• **WHAT NEEDS TO BE DONE**
Every line in the records below that holds the word "heading" is to be copied.

• **DATASET RECORDS**

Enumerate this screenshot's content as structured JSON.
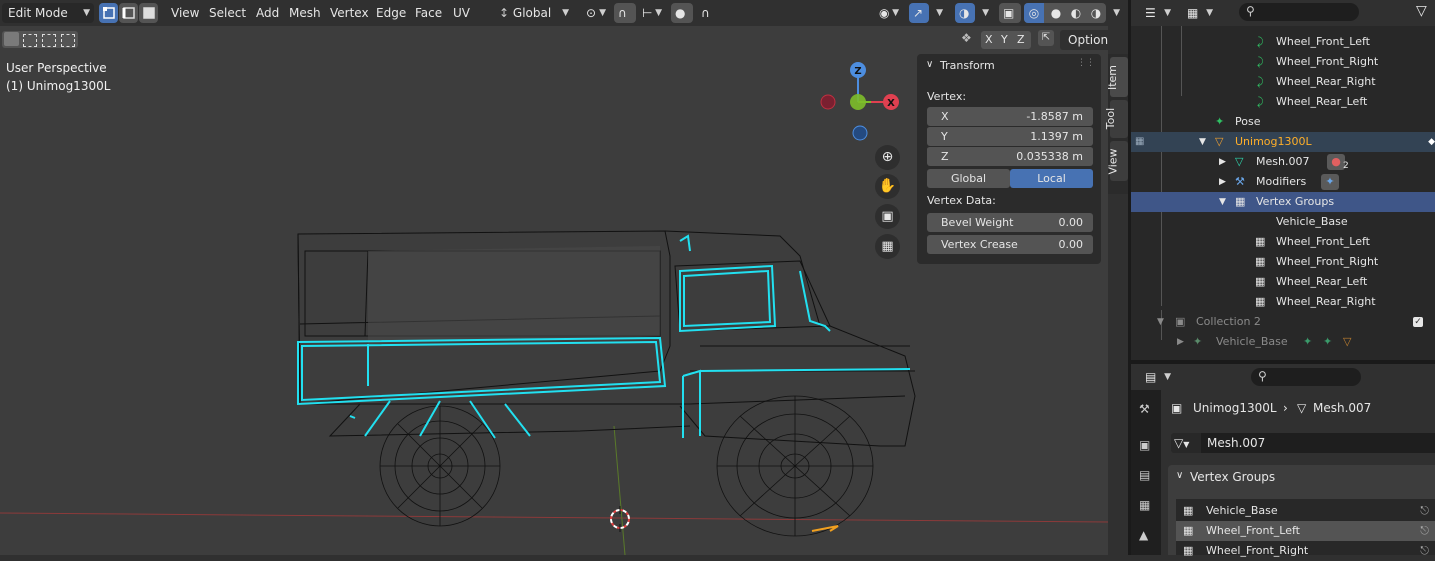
{
  "header": {
    "mode": "Edit Mode",
    "menus": [
      "View",
      "Select",
      "Add",
      "Mesh",
      "Vertex",
      "Edge",
      "Face",
      "UV"
    ],
    "orientation": "Global",
    "options": "Options",
    "axes": [
      "X",
      "Y",
      "Z"
    ]
  },
  "viewport": {
    "perspective": "User Perspective",
    "object": "(1) Unimog1300L"
  },
  "gizmo": {
    "z": "Z",
    "x": "X"
  },
  "transform_panel": {
    "title": "Transform",
    "vertex_label": "Vertex:",
    "x_label": "X",
    "x_value": "-1.8587 m",
    "y_label": "Y",
    "y_value": "1.1397 m",
    "z_label": "Z",
    "z_value": "0.035338 m",
    "global": "Global",
    "local": "Local",
    "vertex_data_label": "Vertex Data:",
    "bevel_label": "Bevel Weight",
    "bevel_value": "0.00",
    "crease_label": "Vertex Crease",
    "crease_value": "0.00"
  },
  "side_tabs": [
    "Item",
    "Tool",
    "View"
  ],
  "outliner": {
    "rows": [
      {
        "label": "Wheel_Front_Left",
        "icon": "bone-icon"
      },
      {
        "label": "Wheel_Front_Right",
        "icon": "bone-icon"
      },
      {
        "label": "Wheel_Rear_Right",
        "icon": "bone-icon"
      },
      {
        "label": "Wheel_Rear_Left",
        "icon": "bone-icon"
      },
      {
        "label": "Pose",
        "icon": "pose-icon"
      },
      {
        "label": "Unimog1300L",
        "icon": "mesh-object-icon"
      },
      {
        "label": "Mesh.007",
        "icon": "mesh-data-icon"
      },
      {
        "label": "Modifiers",
        "icon": "wrench-icon"
      },
      {
        "label": "Vertex Groups",
        "icon": "vertex-groups-icon"
      },
      {
        "label": "Vehicle_Base",
        "icon": "vertex-group-icon"
      },
      {
        "label": "Wheel_Front_Left",
        "icon": "vertex-group-icon"
      },
      {
        "label": "Wheel_Front_Right",
        "icon": "vertex-group-icon"
      },
      {
        "label": "Wheel_Rear_Left",
        "icon": "vertex-group-icon"
      },
      {
        "label": "Wheel_Rear_Right",
        "icon": "vertex-group-icon"
      },
      {
        "label": "Collection 2",
        "icon": "collection-icon"
      },
      {
        "label": "Vehicle_Base",
        "icon": "armature-icon"
      }
    ],
    "material_count": "2"
  },
  "properties": {
    "object_name": "Unimog1300L",
    "mesh_name": "Mesh.007",
    "datablock": "Mesh.007",
    "section": "Vertex Groups",
    "groups": [
      "Vehicle_Base",
      "Wheel_Front_Left",
      "Wheel_Front_Right"
    ]
  }
}
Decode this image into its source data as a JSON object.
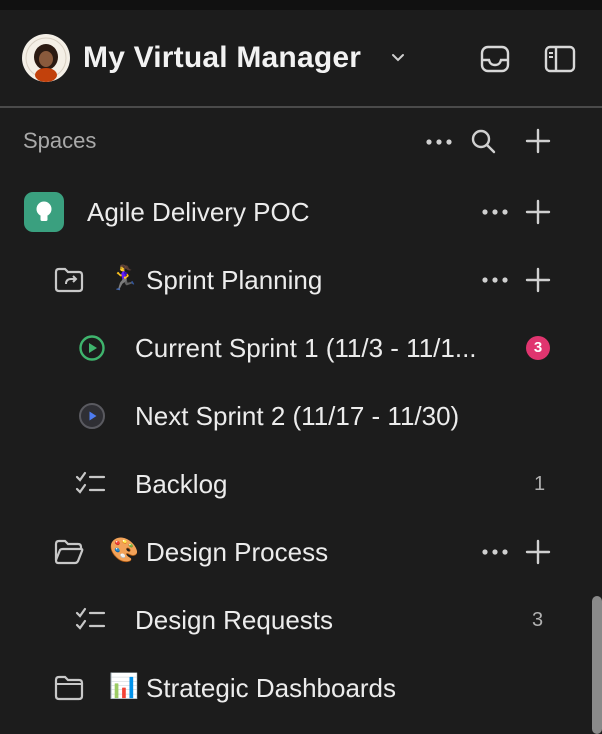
{
  "header": {
    "workspace_name": "My Virtual Manager"
  },
  "spaces": {
    "heading": "Spaces",
    "space_name": "Agile Delivery POC",
    "items": [
      {
        "emoji": "🏃‍♀️",
        "label": "Sprint Planning"
      },
      {
        "label": "Current Sprint 1 (11/3 - 11/1...",
        "badge": "3",
        "badge_color": "#e0356f"
      },
      {
        "label": "Next Sprint 2 (11/17 - 11/30)"
      },
      {
        "label": "Backlog",
        "count": "1"
      },
      {
        "emoji": "🎨",
        "label": "Design Process"
      },
      {
        "label": "Design Requests",
        "count": "3"
      },
      {
        "emoji": "📊",
        "label": "Strategic Dashboards"
      }
    ]
  },
  "colors": {
    "background": "#1c1c1c",
    "space_icon": "#3aa07f",
    "current_sprint_icon": "#3fb46d",
    "next_sprint_icon": "#4e7cf0"
  }
}
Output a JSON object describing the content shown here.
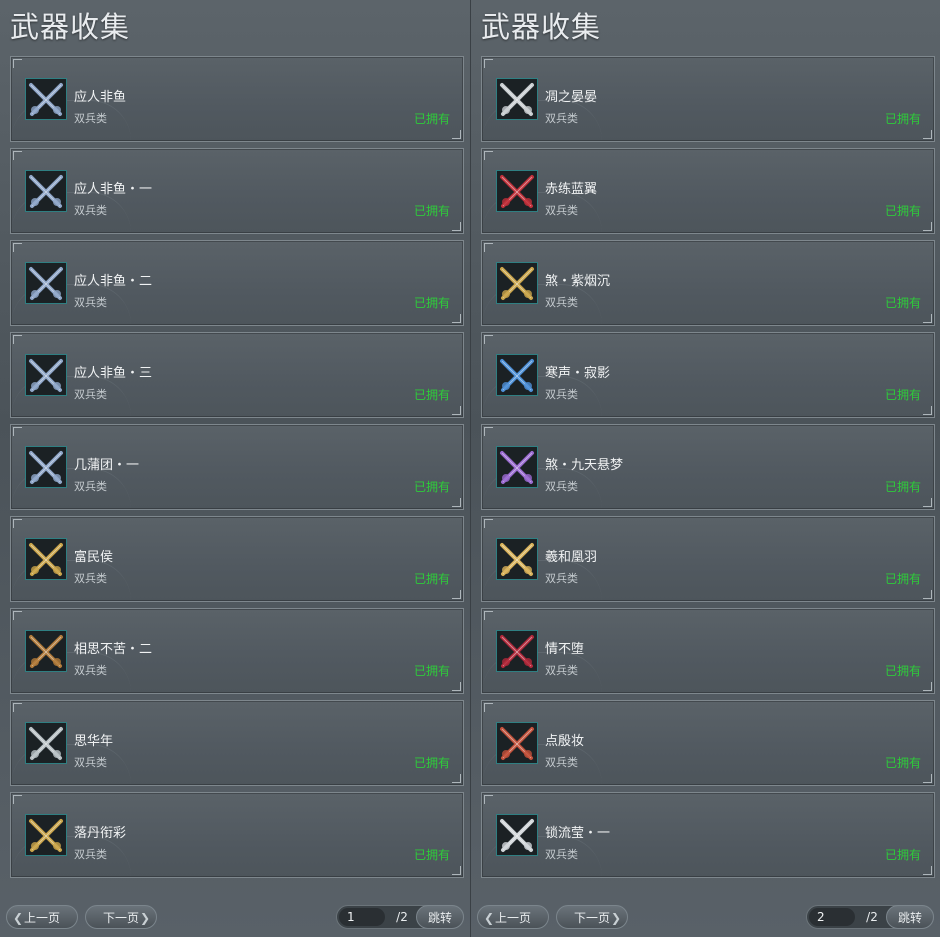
{
  "left": {
    "title": "武器收集",
    "items": [
      {
        "name": "应人非鱼",
        "type": "双兵类",
        "status": "已拥有",
        "icon": "twin-blade-silver-icon",
        "color": "#8fa6c8"
      },
      {
        "name": "应人非鱼・一",
        "type": "双兵类",
        "status": "已拥有",
        "icon": "twin-blade-silver-icon",
        "color": "#8fa6c8"
      },
      {
        "name": "应人非鱼・二",
        "type": "双兵类",
        "status": "已拥有",
        "icon": "twin-blade-silver-icon",
        "color": "#8fa6c8"
      },
      {
        "name": "应人非鱼・三",
        "type": "双兵类",
        "status": "已拥有",
        "icon": "twin-blade-silver-icon",
        "color": "#8fa6c8"
      },
      {
        "name": "几蒲团・一",
        "type": "双兵类",
        "status": "已拥有",
        "icon": "twin-blade-silver-icon",
        "color": "#8fa6c8"
      },
      {
        "name": "富民侯",
        "type": "双兵类",
        "status": "已拥有",
        "icon": "twin-blade-gold-icon",
        "color": "#c9a44a"
      },
      {
        "name": "相思不苦・二",
        "type": "双兵类",
        "status": "已拥有",
        "icon": "twin-blade-bronze-icon",
        "color": "#b07a3a"
      },
      {
        "name": "思华年",
        "type": "双兵类",
        "status": "已拥有",
        "icon": "twin-blade-steel-icon",
        "color": "#b8c0c4"
      },
      {
        "name": "落丹衔彩",
        "type": "双兵类",
        "status": "已拥有",
        "icon": "twin-blade-gold-icon",
        "color": "#c9a44a"
      }
    ],
    "prev_label": "上一页",
    "next_label": "下一页",
    "page": "1",
    "total": "/2",
    "jump_label": "跳转"
  },
  "right": {
    "title": "武器收集",
    "items": [
      {
        "name": "凋之晏晏",
        "type": "双兵类",
        "status": "已拥有",
        "icon": "twin-blade-steel-icon",
        "color": "#c8cdd0"
      },
      {
        "name": "赤练蓝翼",
        "type": "双兵类",
        "status": "已拥有",
        "icon": "twin-blade-crimson-icon",
        "color": "#c0303a"
      },
      {
        "name": "煞・紫烟沉",
        "type": "双兵类",
        "status": "已拥有",
        "icon": "twin-blade-dark-icon",
        "color": "#c9a44a"
      },
      {
        "name": "寒声・寂影",
        "type": "双兵类",
        "status": "已拥有",
        "icon": "twin-blade-blue-icon",
        "color": "#4d8fd6"
      },
      {
        "name": "煞・九天悬梦",
        "type": "双兵类",
        "status": "已拥有",
        "icon": "twin-blade-purple-icon",
        "color": "#9a6ad0"
      },
      {
        "name": "羲和凰羽",
        "type": "双兵类",
        "status": "已拥有",
        "icon": "twin-blade-gold-icon",
        "color": "#d8b25a"
      },
      {
        "name": "情不堕",
        "type": "双兵类",
        "status": "已拥有",
        "icon": "twin-blade-crimson-icon",
        "color": "#b0283a"
      },
      {
        "name": "点殷妆",
        "type": "双兵类",
        "status": "已拥有",
        "icon": "twin-blade-crimson-icon",
        "color": "#c0503a"
      },
      {
        "name": "锁流莹・一",
        "type": "双兵类",
        "status": "已拥有",
        "icon": "twin-blade-steel-icon",
        "color": "#d0d5d8"
      }
    ],
    "prev_label": "上一页",
    "next_label": "下一页",
    "page": "2",
    "total": "/2",
    "jump_label": "跳转"
  },
  "colors": {
    "owned": "#2ecc3a",
    "icon_border": "#2f7f82"
  }
}
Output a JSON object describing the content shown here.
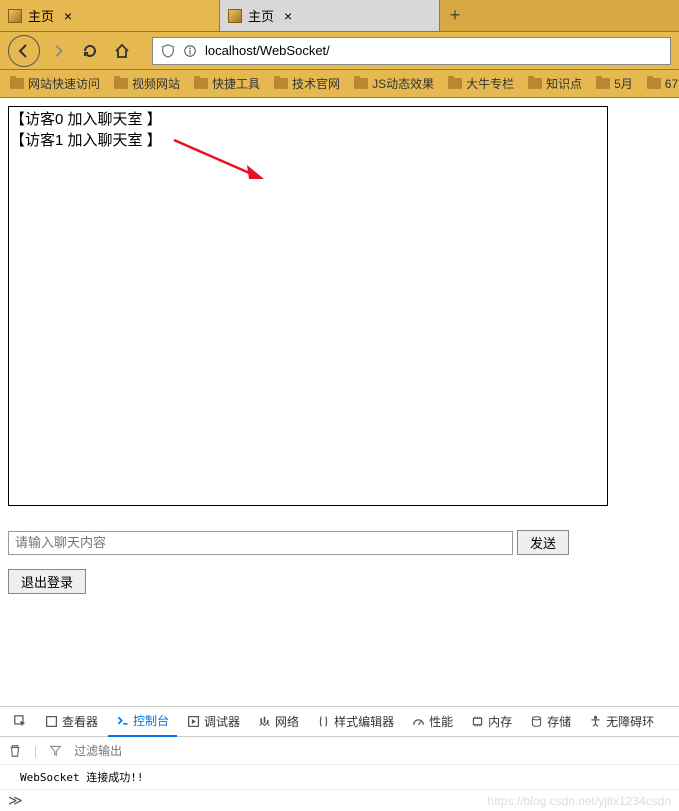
{
  "tabs": [
    {
      "title": "主页",
      "active": true
    },
    {
      "title": "主页",
      "active": false
    }
  ],
  "url": "localhost/WebSocket/",
  "bookmarks": [
    "网站快速访问",
    "视频网站",
    "快捷工具",
    "技术官网",
    "JS动态效果",
    "大牛专栏",
    "知识点",
    "5月",
    "67"
  ],
  "chat": {
    "messages": [
      "【访客0 加入聊天室 】",
      "【访客1 加入聊天室 】"
    ],
    "placeholder": "请输入聊天内容",
    "send_label": "发送",
    "logout_label": "退出登录"
  },
  "devtools": {
    "tabs": [
      "查看器",
      "控制台",
      "调试器",
      "网络",
      "样式编辑器",
      "性能",
      "内存",
      "存储",
      "无障碍环"
    ],
    "active_tab": "控制台",
    "filter_placeholder": "过滤输出",
    "console_message": "WebSocket 连接成功!!"
  },
  "watermark": "https://blog.csdn.net/yjltx1234csdn"
}
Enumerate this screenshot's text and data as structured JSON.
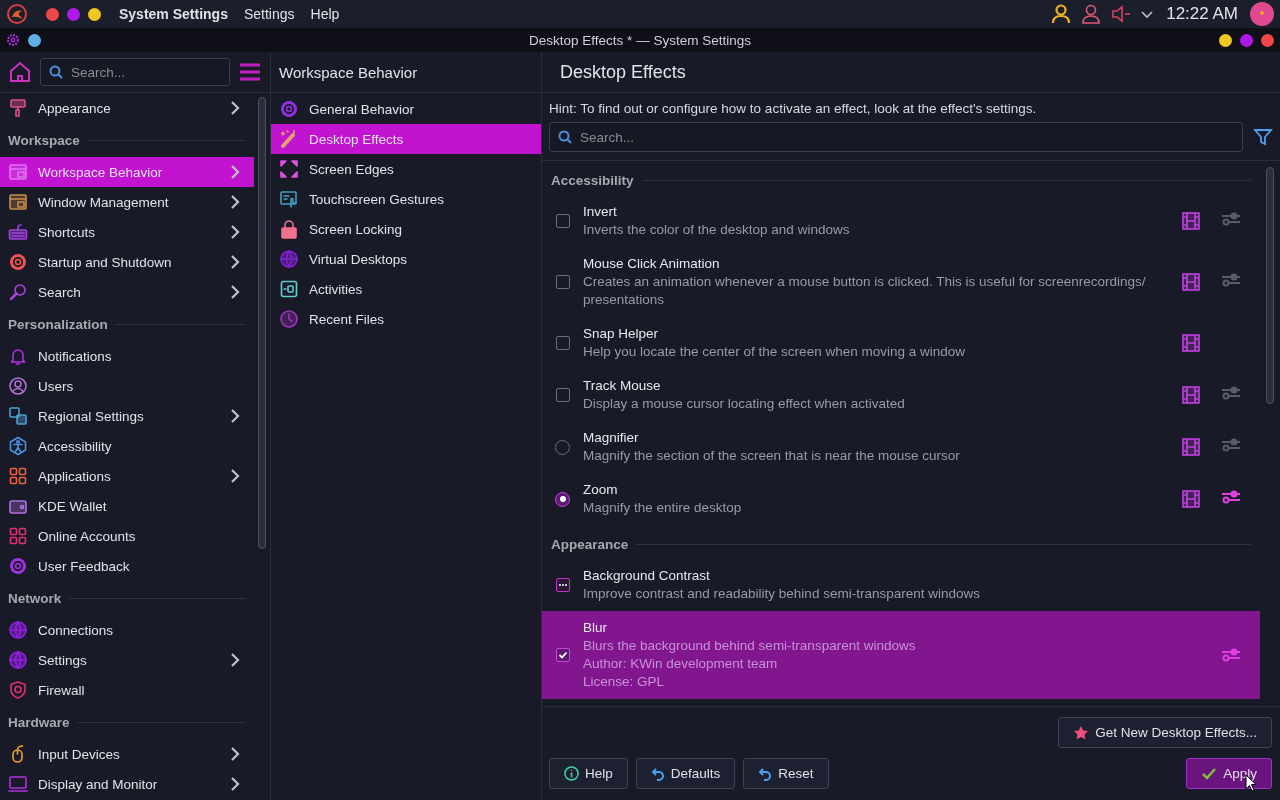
{
  "top_panel": {
    "app_name": "System Settings",
    "menus": [
      "Settings",
      "Help"
    ],
    "clock": "12:22 AM"
  },
  "window": {
    "title": "Desktop Effects * — System Settings"
  },
  "sidebar": {
    "search": {
      "placeholder": "Search..."
    },
    "groups": [
      {
        "items": [
          {
            "label": "Appearance",
            "has_children": true,
            "selected": false
          }
        ]
      },
      {
        "heading": "Workspace",
        "items": [
          {
            "label": "Workspace Behavior",
            "has_children": true,
            "selected": true
          },
          {
            "label": "Window Management",
            "has_children": true,
            "selected": false
          },
          {
            "label": "Shortcuts",
            "has_children": true,
            "selected": false
          },
          {
            "label": "Startup and Shutdown",
            "has_children": true,
            "selected": false
          },
          {
            "label": "Search",
            "has_children": true,
            "selected": false
          }
        ]
      },
      {
        "heading": "Personalization",
        "items": [
          {
            "label": "Notifications",
            "has_children": false,
            "selected": false
          },
          {
            "label": "Users",
            "has_children": false,
            "selected": false
          },
          {
            "label": "Regional Settings",
            "has_children": true,
            "selected": false
          },
          {
            "label": "Accessibility",
            "has_children": false,
            "selected": false
          },
          {
            "label": "Applications",
            "has_children": true,
            "selected": false
          },
          {
            "label": "KDE Wallet",
            "has_children": false,
            "selected": false
          },
          {
            "label": "Online Accounts",
            "has_children": false,
            "selected": false
          },
          {
            "label": "User Feedback",
            "has_children": false,
            "selected": false
          }
        ]
      },
      {
        "heading": "Network",
        "items": [
          {
            "label": "Connections",
            "has_children": false,
            "selected": false
          },
          {
            "label": "Settings",
            "has_children": true,
            "selected": false
          },
          {
            "label": "Firewall",
            "has_children": false,
            "selected": false
          }
        ]
      },
      {
        "heading": "Hardware",
        "items": [
          {
            "label": "Input Devices",
            "has_children": true,
            "selected": false
          },
          {
            "label": "Display and Monitor",
            "has_children": true,
            "selected": false
          }
        ]
      }
    ]
  },
  "subpanel": {
    "title": "Workspace Behavior",
    "items": [
      {
        "label": "General Behavior",
        "selected": false
      },
      {
        "label": "Desktop Effects",
        "selected": true
      },
      {
        "label": "Screen Edges",
        "selected": false
      },
      {
        "label": "Touchscreen Gestures",
        "selected": false
      },
      {
        "label": "Screen Locking",
        "selected": false
      },
      {
        "label": "Virtual Desktops",
        "selected": false
      },
      {
        "label": "Activities",
        "selected": false
      },
      {
        "label": "Recent Files",
        "selected": false
      }
    ]
  },
  "content": {
    "title": "Desktop Effects",
    "hint": "Hint: To find out or configure how to activate an effect, look at the effect's settings.",
    "search": {
      "placeholder": "Search..."
    },
    "sections": [
      {
        "heading": "Accessibility",
        "effects": [
          {
            "name": "Invert",
            "description": "Inverts the color of the desktop and windows",
            "kind": "checkbox",
            "checked": false,
            "preview": true,
            "configurable": true,
            "configure_active": false,
            "selected": false
          },
          {
            "name": "Mouse Click Animation",
            "description": "Creates an animation whenever a mouse button is clicked. This is useful for screenrecordings/ presentations",
            "kind": "checkbox",
            "checked": false,
            "preview": true,
            "configurable": true,
            "configure_active": false,
            "selected": false
          },
          {
            "name": "Snap Helper",
            "description": "Help you locate the center of the screen when moving a window",
            "kind": "checkbox",
            "checked": false,
            "preview": true,
            "configurable": false,
            "selected": false
          },
          {
            "name": "Track Mouse",
            "description": "Display a mouse cursor locating effect when activated",
            "kind": "checkbox",
            "checked": false,
            "preview": true,
            "configurable": true,
            "configure_active": false,
            "selected": false
          },
          {
            "name": "Magnifier",
            "description": "Magnify the section of the screen that is near the mouse cursor",
            "kind": "radio",
            "checked": false,
            "preview": true,
            "configurable": true,
            "configure_active": false,
            "selected": false
          },
          {
            "name": "Zoom",
            "description": "Magnify the entire desktop",
            "kind": "radio",
            "checked": true,
            "preview": true,
            "configurable": true,
            "configure_active": true,
            "selected": false
          }
        ]
      },
      {
        "heading": "Appearance",
        "effects": [
          {
            "name": "Background Contrast",
            "description": "Improve contrast and readability behind semi-transparent windows",
            "kind": "tristate",
            "partial": true,
            "preview": false,
            "configurable": false,
            "selected": false
          },
          {
            "name": "Blur",
            "description": "Blurs the background behind semi-transparent windows",
            "details": [
              "Author: KWin development team",
              "License: GPL"
            ],
            "kind": "checkbox",
            "checked": true,
            "preview": false,
            "configurable": true,
            "configure_active": true,
            "selected": true
          }
        ]
      }
    ]
  },
  "buttons": {
    "get_new": "Get New Desktop Effects...",
    "help": "Help",
    "defaults": "Defaults",
    "reset": "Reset",
    "apply": "Apply"
  }
}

• **COMPLETED TASK**
    "heading": "Spaces",
        "heading": "Workspace",
        "heading": "Personalization",
        "heading": "Network",
        "heading": "Hardware",
        "heading": "Accessibility",
        "heading": "Appearance",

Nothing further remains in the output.